*PROVIDED MATERIAL*

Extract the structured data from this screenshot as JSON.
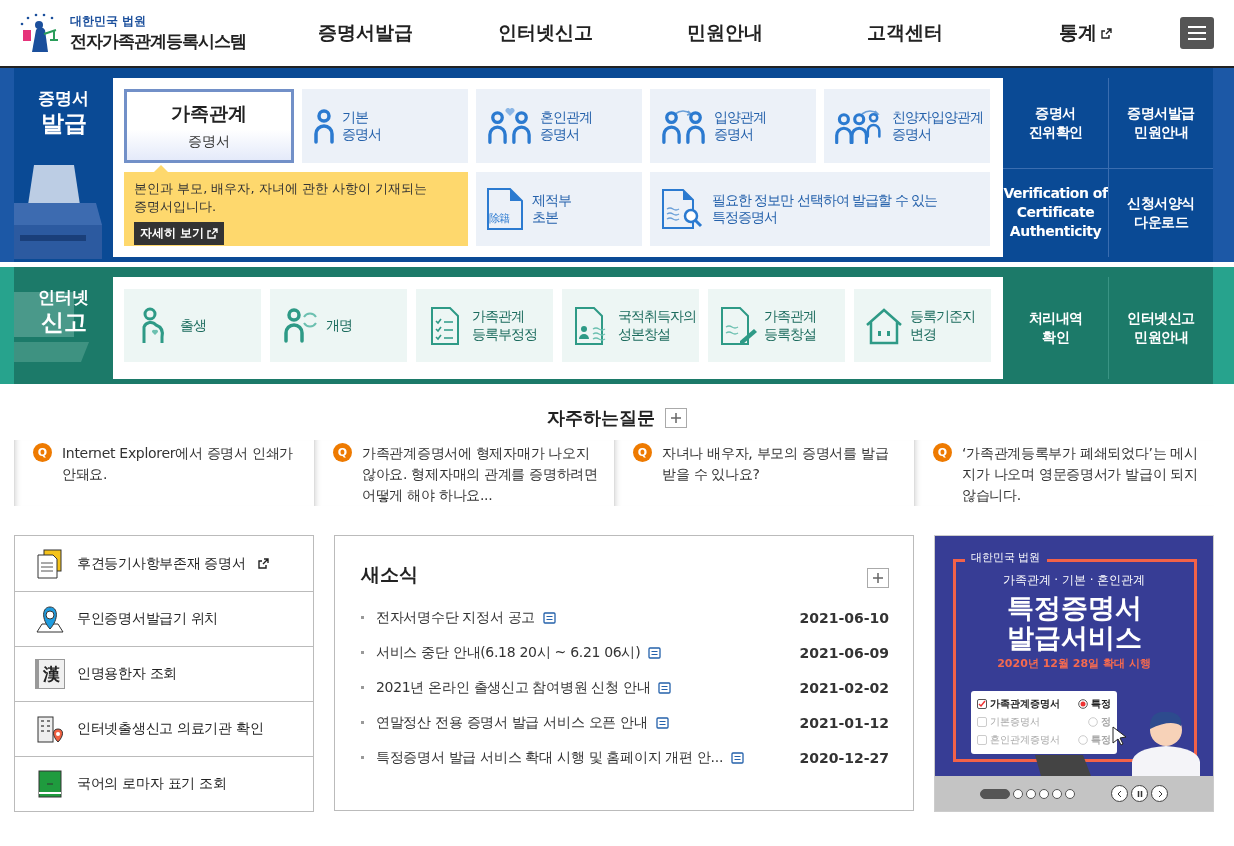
{
  "header": {
    "org": "대한민국 법원",
    "system": "전자가족관계등록시스템",
    "nav": [
      {
        "label": "증명서발급",
        "external": false
      },
      {
        "label": "인터넷신고",
        "external": false
      },
      {
        "label": "민원안내",
        "external": false
      },
      {
        "label": "고객센터",
        "external": false
      },
      {
        "label": "통계",
        "external": true
      }
    ]
  },
  "issue": {
    "heading": "증명서\n발급",
    "tiles": [
      {
        "label": "가족관계\n증명서",
        "selected": true
      },
      {
        "label": "기본\n증명서",
        "selected": false
      },
      {
        "label": "혼인관계\n증명서",
        "selected": false
      },
      {
        "label": "입양관계\n증명서",
        "selected": false
      },
      {
        "label": "친양자입양관계\n증명서",
        "selected": false
      },
      {
        "label": "제적부\n초본",
        "icon_text": "除籍",
        "selected": false
      },
      {
        "label": "필요한 정보만 선택하여 발급할 수 있는\n특정증명서",
        "selected": false
      }
    ],
    "tooltip": {
      "text": "본인과 부모, 배우자, 자녀에 관한 사항이 기재되는\n증명서입니다.",
      "button": "자세히 보기"
    },
    "side_links": [
      "증명서\n진위확인",
      "증명서발급\n민원안내",
      "Verification of\nCertificate\nAuthenticity",
      "신청서양식\n다운로드"
    ]
  },
  "report": {
    "heading": "인터넷\n신고",
    "tiles": [
      "출생",
      "개명",
      "가족관계\n등록부정정",
      "국적취득자의\n성본창설",
      "가족관계\n등록창설",
      "등록기준지\n변경"
    ],
    "side_links": [
      "처리내역\n확인",
      "인터넷신고\n민원안내"
    ]
  },
  "faq": {
    "title": "자주하는질문",
    "items": [
      {
        "badge": "Q",
        "text": "Internet Explorer에서 증명서 인쇄가 안돼요."
      },
      {
        "badge": "Q",
        "text": "가족관계증명서에 형제자매가 나오지 않아요. 형제자매의 관계를 증명하려면 어떻게 해야 하나요..."
      },
      {
        "badge": "Q",
        "text": "자녀나 배우자, 부모의 증명서를 발급 받을 수 있나요?"
      },
      {
        "badge": "Q",
        "text": "‘가족관계등록부가 폐쇄되었다’는 메시지가 나오며 영문증명서가 발급이 되지 않습니다."
      }
    ]
  },
  "quick_links": [
    {
      "label": "후견등기사항부존재 증명서",
      "external": true
    },
    {
      "label": "무인증명서발급기 위치",
      "external": false
    },
    {
      "label": "인명용한자 조회",
      "icon_text": "漢",
      "external": false
    },
    {
      "label": "인터넷출생신고 의료기관 확인",
      "external": false
    },
    {
      "label": "국어의 로마자 표기 조회",
      "external": false
    }
  ],
  "news": {
    "title": "새소식",
    "items": [
      {
        "title": "전자서명수단 지정서 공고",
        "date": "2021-06-10"
      },
      {
        "title": "서비스 중단 안내(6.18 20시 ~ 6.21 06시)",
        "date": "2021-06-09"
      },
      {
        "title": "2021년 온라인 출생신고 참여병원 신청 안내",
        "date": "2021-02-02"
      },
      {
        "title": "연말정산 전용 증명서 발급 서비스 오픈 안내",
        "date": "2021-01-12"
      },
      {
        "title": "특정증명서 발급 서비스 확대 시행 및 홈페이지 개편 안...",
        "date": "2020-12-27"
      }
    ]
  },
  "banner": {
    "org": "대한민국 법원",
    "subtitle": "가족관계 · 기본 · 혼인관계",
    "title": "특정증명서\n발급서비스",
    "date": "2020년 12월 28일 확대 시행",
    "options": [
      {
        "label": "가족관계증명서",
        "checked": true,
        "choice": "특정",
        "selected": true
      },
      {
        "label": "기본증명서",
        "checked": false,
        "choice": "정",
        "selected": false
      },
      {
        "label": "혼인관계증명서",
        "checked": false,
        "choice": "특정",
        "selected": false
      }
    ],
    "slides": [
      {
        "selected": true
      },
      {
        "selected": false
      },
      {
        "selected": false
      },
      {
        "selected": false
      },
      {
        "selected": false
      },
      {
        "selected": false
      }
    ]
  }
}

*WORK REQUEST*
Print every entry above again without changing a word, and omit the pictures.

*RESULT OF THIS EXERCISE*
Extract the structured data from this screenshot as JSON.
{
  "header": {
    "org": "대한민국 법원",
    "system": "전자가족관계등록시스템",
    "nav": [
      {
        "label": "증명서발급",
        "external": false
      },
      {
        "label": "인터넷신고",
        "external": false
      },
      {
        "label": "민원안내",
        "external": false
      },
      {
        "label": "고객센터",
        "external": false
      },
      {
        "label": "통계",
        "external": true
      }
    ]
  },
  "issue": {
    "heading": "증명서\n발급",
    "tiles": [
      {
        "label": "가족관계\n증명서",
        "selected": true
      },
      {
        "label": "기본\n증명서",
        "selected": false
      },
      {
        "label": "혼인관계\n증명서",
        "selected": false
      },
      {
        "label": "입양관계\n증명서",
        "selected": false
      },
      {
        "label": "친양자입양관계\n증명서",
        "selected": false
      },
      {
        "label": "제적부\n초본",
        "icon_text": "除籍",
        "selected": false
      },
      {
        "label": "필요한 정보만 선택하여 발급할 수 있는\n특정증명서",
        "selected": false
      }
    ],
    "tooltip": {
      "text": "본인과 부모, 배우자, 자녀에 관한 사항이 기재되는\n증명서입니다.",
      "button": "자세히 보기"
    },
    "side_links": [
      "증명서\n진위확인",
      "증명서발급\n민원안내",
      "Verification of\nCertificate\nAuthenticity",
      "신청서양식\n다운로드"
    ]
  },
  "report": {
    "heading": "인터넷\n신고",
    "tiles": [
      "출생",
      "개명",
      "가족관계\n등록부정정",
      "국적취득자의\n성본창설",
      "가족관계\n등록창설",
      "등록기준지\n변경"
    ],
    "side_links": [
      "처리내역\n확인",
      "인터넷신고\n민원안내"
    ]
  },
  "faq": {
    "title": "자주하는질문",
    "items": [
      {
        "badge": "Q",
        "text": "Internet Explorer에서 증명서 인쇄가 안돼요."
      },
      {
        "badge": "Q",
        "text": "가족관계증명서에 형제자매가 나오지 않아요. 형제자매의 관계를 증명하려면 어떻게 해야 하나요..."
      },
      {
        "badge": "Q",
        "text": "자녀나 배우자, 부모의 증명서를 발급 받을 수 있나요?"
      },
      {
        "badge": "Q",
        "text": "‘가족관계등록부가 폐쇄되었다’는 메시지가 나오며 영문증명서가 발급이 되지 않습니다."
      }
    ]
  },
  "quick_links": [
    {
      "label": "후견등기사항부존재 증명서",
      "external": true
    },
    {
      "label": "무인증명서발급기 위치",
      "external": false
    },
    {
      "label": "인명용한자 조회",
      "icon_text": "漢",
      "external": false
    },
    {
      "label": "인터넷출생신고 의료기관 확인",
      "external": false
    },
    {
      "label": "국어의 로마자 표기 조회",
      "external": false
    }
  ],
  "news": {
    "title": "새소식",
    "items": [
      {
        "title": "전자서명수단 지정서 공고",
        "date": "2021-06-10"
      },
      {
        "title": "서비스 중단 안내(6.18 20시 ~ 6.21 06시)",
        "date": "2021-06-09"
      },
      {
        "title": "2021년 온라인 출생신고 참여병원 신청 안내",
        "date": "2021-02-02"
      },
      {
        "title": "연말정산 전용 증명서 발급 서비스 오픈 안내",
        "date": "2021-01-12"
      },
      {
        "title": "특정증명서 발급 서비스 확대 시행 및 홈페이지 개편 안...",
        "date": "2020-12-27"
      }
    ]
  },
  "banner": {
    "org": "대한민국 법원",
    "subtitle": "가족관계 · 기본 · 혼인관계",
    "title": "특정증명서\n발급서비스",
    "date": "2020년 12월 28일 확대 시행",
    "options": [
      {
        "label": "가족관계증명서",
        "checked": true,
        "choice": "특정",
        "selected": true
      },
      {
        "label": "기본증명서",
        "checked": false,
        "choice": "정",
        "selected": false
      },
      {
        "label": "혼인관계증명서",
        "checked": false,
        "choice": "특정",
        "selected": false
      }
    ],
    "slides": [
      {
        "selected": true
      },
      {
        "selected": false
      },
      {
        "selected": false
      },
      {
        "selected": false
      },
      {
        "selected": false
      },
      {
        "selected": false
      }
    ]
  }
}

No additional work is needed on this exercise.